▸ **EXERCISE DIRECTIONS**:
Retype the data below without altering anything.

START DATA FOR THIS EXERCISE

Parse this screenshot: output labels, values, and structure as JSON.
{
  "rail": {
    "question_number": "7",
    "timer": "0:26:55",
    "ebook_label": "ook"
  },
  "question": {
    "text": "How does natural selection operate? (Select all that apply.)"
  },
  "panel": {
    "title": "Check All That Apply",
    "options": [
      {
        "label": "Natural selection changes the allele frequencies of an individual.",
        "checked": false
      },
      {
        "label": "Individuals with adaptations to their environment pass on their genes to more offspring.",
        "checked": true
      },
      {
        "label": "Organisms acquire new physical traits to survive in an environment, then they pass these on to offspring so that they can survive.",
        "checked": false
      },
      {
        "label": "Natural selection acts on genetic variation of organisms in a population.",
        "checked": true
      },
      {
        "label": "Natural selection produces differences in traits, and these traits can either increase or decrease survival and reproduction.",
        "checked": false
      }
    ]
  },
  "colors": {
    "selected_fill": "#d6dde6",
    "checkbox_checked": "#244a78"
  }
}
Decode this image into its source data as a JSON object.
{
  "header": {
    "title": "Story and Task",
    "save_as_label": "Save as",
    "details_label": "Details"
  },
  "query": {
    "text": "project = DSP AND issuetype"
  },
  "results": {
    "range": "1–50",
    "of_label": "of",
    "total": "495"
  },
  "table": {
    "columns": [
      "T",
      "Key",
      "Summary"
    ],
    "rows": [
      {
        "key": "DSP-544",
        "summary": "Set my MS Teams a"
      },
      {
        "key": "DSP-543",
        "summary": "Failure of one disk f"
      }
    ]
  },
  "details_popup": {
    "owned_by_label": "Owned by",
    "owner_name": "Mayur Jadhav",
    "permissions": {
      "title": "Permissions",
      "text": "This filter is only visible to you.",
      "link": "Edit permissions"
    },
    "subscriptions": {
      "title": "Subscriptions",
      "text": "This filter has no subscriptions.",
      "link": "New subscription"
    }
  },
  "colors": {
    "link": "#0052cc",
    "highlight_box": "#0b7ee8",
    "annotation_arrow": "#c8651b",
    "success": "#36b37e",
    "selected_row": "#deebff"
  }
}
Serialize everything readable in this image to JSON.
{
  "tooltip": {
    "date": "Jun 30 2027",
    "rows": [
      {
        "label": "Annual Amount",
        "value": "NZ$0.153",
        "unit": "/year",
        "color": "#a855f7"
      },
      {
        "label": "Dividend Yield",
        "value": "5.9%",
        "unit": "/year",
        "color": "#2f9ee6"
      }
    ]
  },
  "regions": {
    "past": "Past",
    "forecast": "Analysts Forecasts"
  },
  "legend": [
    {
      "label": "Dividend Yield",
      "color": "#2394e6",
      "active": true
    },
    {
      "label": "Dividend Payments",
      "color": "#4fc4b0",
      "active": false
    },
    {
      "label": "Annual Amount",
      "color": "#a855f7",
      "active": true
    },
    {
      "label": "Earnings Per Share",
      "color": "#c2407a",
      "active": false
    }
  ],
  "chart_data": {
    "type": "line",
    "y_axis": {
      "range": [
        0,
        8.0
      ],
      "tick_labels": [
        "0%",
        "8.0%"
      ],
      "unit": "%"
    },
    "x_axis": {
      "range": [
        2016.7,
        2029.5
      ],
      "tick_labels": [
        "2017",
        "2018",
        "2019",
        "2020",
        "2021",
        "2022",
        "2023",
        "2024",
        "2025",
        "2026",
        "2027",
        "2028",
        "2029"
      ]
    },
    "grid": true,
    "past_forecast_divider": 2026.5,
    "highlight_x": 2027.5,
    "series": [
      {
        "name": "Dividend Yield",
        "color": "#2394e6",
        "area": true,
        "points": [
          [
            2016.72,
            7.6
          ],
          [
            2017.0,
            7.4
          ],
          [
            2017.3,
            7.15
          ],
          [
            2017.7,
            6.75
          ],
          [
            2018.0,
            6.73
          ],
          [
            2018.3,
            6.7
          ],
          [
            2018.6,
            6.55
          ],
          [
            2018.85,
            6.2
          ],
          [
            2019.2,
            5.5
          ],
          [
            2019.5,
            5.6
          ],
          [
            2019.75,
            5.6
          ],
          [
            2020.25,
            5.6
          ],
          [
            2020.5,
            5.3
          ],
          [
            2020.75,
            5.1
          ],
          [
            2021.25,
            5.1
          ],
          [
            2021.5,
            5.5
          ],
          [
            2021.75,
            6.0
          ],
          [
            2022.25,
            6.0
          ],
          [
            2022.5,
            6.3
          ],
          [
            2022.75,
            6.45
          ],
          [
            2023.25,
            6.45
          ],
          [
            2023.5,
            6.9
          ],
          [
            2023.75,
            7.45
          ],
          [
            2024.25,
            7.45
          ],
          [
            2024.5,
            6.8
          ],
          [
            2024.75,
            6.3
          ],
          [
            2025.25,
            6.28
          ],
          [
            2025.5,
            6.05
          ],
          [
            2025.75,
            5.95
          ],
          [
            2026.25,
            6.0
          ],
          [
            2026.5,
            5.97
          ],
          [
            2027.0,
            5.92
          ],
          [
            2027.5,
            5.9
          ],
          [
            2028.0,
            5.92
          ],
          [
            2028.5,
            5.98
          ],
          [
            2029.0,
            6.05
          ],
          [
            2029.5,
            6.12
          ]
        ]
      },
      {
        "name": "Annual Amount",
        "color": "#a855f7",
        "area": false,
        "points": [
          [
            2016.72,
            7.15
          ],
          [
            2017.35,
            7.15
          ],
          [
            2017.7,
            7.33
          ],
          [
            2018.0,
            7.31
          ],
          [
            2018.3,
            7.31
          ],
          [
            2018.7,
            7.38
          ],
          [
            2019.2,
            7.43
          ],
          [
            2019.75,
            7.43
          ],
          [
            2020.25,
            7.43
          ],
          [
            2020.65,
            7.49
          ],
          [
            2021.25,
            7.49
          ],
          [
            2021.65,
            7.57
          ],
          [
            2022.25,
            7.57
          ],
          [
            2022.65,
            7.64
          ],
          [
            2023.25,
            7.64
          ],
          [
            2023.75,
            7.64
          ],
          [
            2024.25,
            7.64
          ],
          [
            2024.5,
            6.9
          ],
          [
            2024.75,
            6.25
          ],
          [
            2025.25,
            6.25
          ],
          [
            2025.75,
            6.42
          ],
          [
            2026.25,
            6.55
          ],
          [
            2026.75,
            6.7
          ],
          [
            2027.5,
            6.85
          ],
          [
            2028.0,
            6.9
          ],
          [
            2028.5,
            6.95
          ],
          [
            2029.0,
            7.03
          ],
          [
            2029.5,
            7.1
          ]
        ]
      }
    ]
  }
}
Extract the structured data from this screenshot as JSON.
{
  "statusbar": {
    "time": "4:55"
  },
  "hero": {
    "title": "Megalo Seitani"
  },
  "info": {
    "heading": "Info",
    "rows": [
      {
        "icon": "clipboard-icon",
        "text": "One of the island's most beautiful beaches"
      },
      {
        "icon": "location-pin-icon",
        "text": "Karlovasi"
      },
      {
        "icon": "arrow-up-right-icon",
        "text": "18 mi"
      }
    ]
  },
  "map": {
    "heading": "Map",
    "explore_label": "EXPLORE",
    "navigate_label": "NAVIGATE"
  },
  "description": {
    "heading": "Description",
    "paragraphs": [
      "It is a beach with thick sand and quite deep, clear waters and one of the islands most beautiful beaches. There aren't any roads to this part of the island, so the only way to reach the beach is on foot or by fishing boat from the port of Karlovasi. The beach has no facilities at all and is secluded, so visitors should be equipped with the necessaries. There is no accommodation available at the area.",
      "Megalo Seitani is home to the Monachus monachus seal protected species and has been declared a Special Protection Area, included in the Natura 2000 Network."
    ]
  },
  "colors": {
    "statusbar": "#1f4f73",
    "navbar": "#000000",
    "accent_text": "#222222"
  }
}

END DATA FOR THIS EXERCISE

▸ **SOLUTION BELOW**:
Parse this screenshot: output labels, values, and structure as JSON.
{
  "rail": {
    "question_number": "7",
    "timer": "0:26:55",
    "ebook_label": "ook"
  },
  "question": {
    "text": "How does natural selection operate? (Select all that apply.)"
  },
  "panel": {
    "title": "Check All That Apply",
    "options": [
      {
        "label": "Natural selection changes the allele frequencies of an individual.",
        "checked": false
      },
      {
        "label": "Individuals with adaptations to their environment pass on their genes to more offspring.",
        "checked": true
      },
      {
        "label": "Organisms acquire new physical traits to survive in an environment, then they pass these on to offspring so that they can survive.",
        "checked": false
      },
      {
        "label": "Natural selection acts on genetic variation of organisms in a population.",
        "checked": true
      },
      {
        "label": "Natural selection produces differences in traits, and these traits can either increase or decrease survival and reproduction.",
        "checked": false
      }
    ]
  },
  "colors": {
    "selected_fill": "#d6dde6",
    "checkbox_checked": "#244a78"
  }
}
Decode this image into its source data as a JSON object.
{
  "header": {
    "title": "Story and Task",
    "save_as_label": "Save as",
    "details_label": "Details"
  },
  "query": {
    "text": "project = DSP AND issuetype"
  },
  "results": {
    "range": "1–50",
    "of_label": "of",
    "total": "495"
  },
  "table": {
    "columns": [
      "T",
      "Key",
      "Summary"
    ],
    "rows": [
      {
        "key": "DSP-544",
        "summary": "Set my MS Teams a"
      },
      {
        "key": "DSP-543",
        "summary": "Failure of one disk f"
      }
    ]
  },
  "details_popup": {
    "owned_by_label": "Owned by",
    "owner_name": "Mayur Jadhav",
    "permissions": {
      "title": "Permissions",
      "text": "This filter is only visible to you.",
      "link": "Edit permissions"
    },
    "subscriptions": {
      "title": "Subscriptions",
      "text": "This filter has no subscriptions.",
      "link": "New subscription"
    }
  },
  "colors": {
    "link": "#0052cc",
    "highlight_box": "#0b7ee8",
    "annotation_arrow": "#c8651b",
    "success": "#36b37e",
    "selected_row": "#deebff"
  }
}
Serialize everything readable in this image to JSON.
{
  "tooltip": {
    "date": "Jun 30 2027",
    "rows": [
      {
        "label": "Annual Amount",
        "value": "NZ$0.153",
        "unit": "/year",
        "color": "#a855f7"
      },
      {
        "label": "Dividend Yield",
        "value": "5.9%",
        "unit": "/year",
        "color": "#2f9ee6"
      }
    ]
  },
  "regions": {
    "past": "Past",
    "forecast": "Analysts Forecasts"
  },
  "legend": [
    {
      "label": "Dividend Yield",
      "color": "#2394e6",
      "active": true
    },
    {
      "label": "Dividend Payments",
      "color": "#4fc4b0",
      "active": false
    },
    {
      "label": "Annual Amount",
      "color": "#a855f7",
      "active": true
    },
    {
      "label": "Earnings Per Share",
      "color": "#c2407a",
      "active": false
    }
  ],
  "chart_data": {
    "type": "line",
    "y_axis": {
      "range": [
        0,
        8.0
      ],
      "tick_labels": [
        "0%",
        "8.0%"
      ],
      "unit": "%"
    },
    "x_axis": {
      "range": [
        2016.7,
        2029.5
      ],
      "tick_labels": [
        "2017",
        "2018",
        "2019",
        "2020",
        "2021",
        "2022",
        "2023",
        "2024",
        "2025",
        "2026",
        "2027",
        "2028",
        "2029"
      ]
    },
    "grid": true,
    "past_forecast_divider": 2026.5,
    "highlight_x": 2027.5,
    "series": [
      {
        "name": "Dividend Yield",
        "color": "#2394e6",
        "area": true,
        "points": [
          [
            2016.72,
            7.6
          ],
          [
            2017.0,
            7.4
          ],
          [
            2017.3,
            7.15
          ],
          [
            2017.7,
            6.75
          ],
          [
            2018.0,
            6.73
          ],
          [
            2018.3,
            6.7
          ],
          [
            2018.6,
            6.55
          ],
          [
            2018.85,
            6.2
          ],
          [
            2019.2,
            5.5
          ],
          [
            2019.5,
            5.6
          ],
          [
            2019.75,
            5.6
          ],
          [
            2020.25,
            5.6
          ],
          [
            2020.5,
            5.3
          ],
          [
            2020.75,
            5.1
          ],
          [
            2021.25,
            5.1
          ],
          [
            2021.5,
            5.5
          ],
          [
            2021.75,
            6.0
          ],
          [
            2022.25,
            6.0
          ],
          [
            2022.5,
            6.3
          ],
          [
            2022.75,
            6.45
          ],
          [
            2023.25,
            6.45
          ],
          [
            2023.5,
            6.9
          ],
          [
            2023.75,
            7.45
          ],
          [
            2024.25,
            7.45
          ],
          [
            2024.5,
            6.8
          ],
          [
            2024.75,
            6.3
          ],
          [
            2025.25,
            6.28
          ],
          [
            2025.5,
            6.05
          ],
          [
            2025.75,
            5.95
          ],
          [
            2026.25,
            6.0
          ],
          [
            2026.5,
            5.97
          ],
          [
            2027.0,
            5.92
          ],
          [
            2027.5,
            5.9
          ],
          [
            2028.0,
            5.92
          ],
          [
            2028.5,
            5.98
          ],
          [
            2029.0,
            6.05
          ],
          [
            2029.5,
            6.12
          ]
        ]
      },
      {
        "name": "Annual Amount",
        "color": "#a855f7",
        "area": false,
        "points": [
          [
            2016.72,
            7.15
          ],
          [
            2017.35,
            7.15
          ],
          [
            2017.7,
            7.33
          ],
          [
            2018.0,
            7.31
          ],
          [
            2018.3,
            7.31
          ],
          [
            2018.7,
            7.38
          ],
          [
            2019.2,
            7.43
          ],
          [
            2019.75,
            7.43
          ],
          [
            2020.25,
            7.43
          ],
          [
            2020.65,
            7.49
          ],
          [
            2021.25,
            7.49
          ],
          [
            2021.65,
            7.57
          ],
          [
            2022.25,
            7.57
          ],
          [
            2022.65,
            7.64
          ],
          [
            2023.25,
            7.64
          ],
          [
            2023.75,
            7.64
          ],
          [
            2024.25,
            7.64
          ],
          [
            2024.5,
            6.9
          ],
          [
            2024.75,
            6.25
          ],
          [
            2025.25,
            6.25
          ],
          [
            2025.75,
            6.42
          ],
          [
            2026.25,
            6.55
          ],
          [
            2026.75,
            6.7
          ],
          [
            2027.5,
            6.85
          ],
          [
            2028.0,
            6.9
          ],
          [
            2028.5,
            6.95
          ],
          [
            2029.0,
            7.03
          ],
          [
            2029.5,
            7.1
          ]
        ]
      }
    ]
  }
}
Extract the structured data from this screenshot as JSON.
{
  "statusbar": {
    "time": "4:55"
  },
  "hero": {
    "title": "Megalo Seitani"
  },
  "info": {
    "heading": "Info",
    "rows": [
      {
        "icon": "clipboard-icon",
        "text": "One of the island's most beautiful beaches"
      },
      {
        "icon": "location-pin-icon",
        "text": "Karlovasi"
      },
      {
        "icon": "arrow-up-right-icon",
        "text": "18 mi"
      }
    ]
  },
  "map": {
    "heading": "Map",
    "explore_label": "EXPLORE",
    "navigate_label": "NAVIGATE"
  },
  "description": {
    "heading": "Description",
    "paragraphs": [
      "It is a beach with thick sand and quite deep, clear waters and one of the islands most beautiful beaches. There aren't any roads to this part of the island, so the only way to reach the beach is on foot or by fishing boat from the port of Karlovasi. The beach has no facilities at all and is secluded, so visitors should be equipped with the necessaries. There is no accommodation available at the area.",
      "Megalo Seitani is home to the Monachus monachus seal protected species and has been declared a Special Protection Area, included in the Natura 2000 Network."
    ]
  },
  "colors": {
    "statusbar": "#1f4f73",
    "navbar": "#000000",
    "accent_text": "#222222"
  }
}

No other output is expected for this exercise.